[DATASET EXCERPTS Boundary: Start]
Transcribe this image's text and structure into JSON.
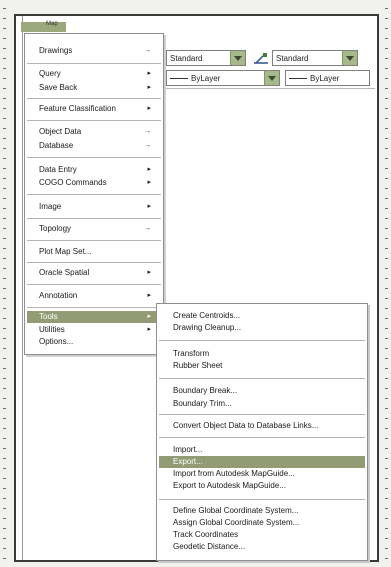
{
  "menubar": {
    "label": "Map"
  },
  "toolbar": {
    "text_style": "Standard",
    "dim_style": "Standard",
    "linetype": "ByLayer",
    "lineweight": "ByLayer"
  },
  "menu": {
    "items": [
      {
        "label": "Drawings",
        "submenu": "→"
      },
      {
        "label": "Query",
        "submenu": "▸"
      },
      {
        "label": "Save Back",
        "submenu": "▸"
      },
      {
        "label": "Feature Classification",
        "submenu": "▸"
      },
      {
        "label": "Object Data",
        "submenu": "→"
      },
      {
        "label": "Database",
        "submenu": "→"
      },
      {
        "label": "Data Entry",
        "submenu": "▸"
      },
      {
        "label": "COGO Commands",
        "submenu": "▸"
      },
      {
        "label": "Image",
        "submenu": "▸"
      },
      {
        "label": "Topology",
        "submenu": "→"
      },
      {
        "label": "Plot Map Set...",
        "submenu": ""
      },
      {
        "label": "Oracle Spatial",
        "submenu": "▸"
      },
      {
        "label": "Annotation",
        "submenu": "▸"
      },
      {
        "label": "Tools",
        "submenu": "▸"
      },
      {
        "label": "Utilities",
        "submenu": "▸"
      },
      {
        "label": "Options...",
        "submenu": ""
      }
    ]
  },
  "tools_submenu": {
    "items": [
      {
        "label": "Create Centroids..."
      },
      {
        "label": "Drawing Cleanup..."
      },
      {
        "label": "Transform"
      },
      {
        "label": "Rubber Sheet"
      },
      {
        "label": "Boundary Break..."
      },
      {
        "label": "Boundary Trim..."
      },
      {
        "label": "Convert Object Data to Database Links..."
      },
      {
        "label": "Import..."
      },
      {
        "label": "Export..."
      },
      {
        "label": "Import from Autodesk MapGuide..."
      },
      {
        "label": "Export to Autodesk MapGuide..."
      },
      {
        "label": "Define Global Coordinate System..."
      },
      {
        "label": "Assign Global Coordinate System..."
      },
      {
        "label": "Track Coordinates"
      },
      {
        "label": "Geodetic Distance..."
      }
    ]
  },
  "colors": {
    "highlight": "#929b74",
    "combo_arrow": "#a6b98a"
  }
}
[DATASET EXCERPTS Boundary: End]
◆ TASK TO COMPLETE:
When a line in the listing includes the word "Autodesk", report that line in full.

◆ EXERCISE RESULT:
        "label": "Import from Autodesk MapGuide..."
        "label": "Export to Autodesk MapGuide..."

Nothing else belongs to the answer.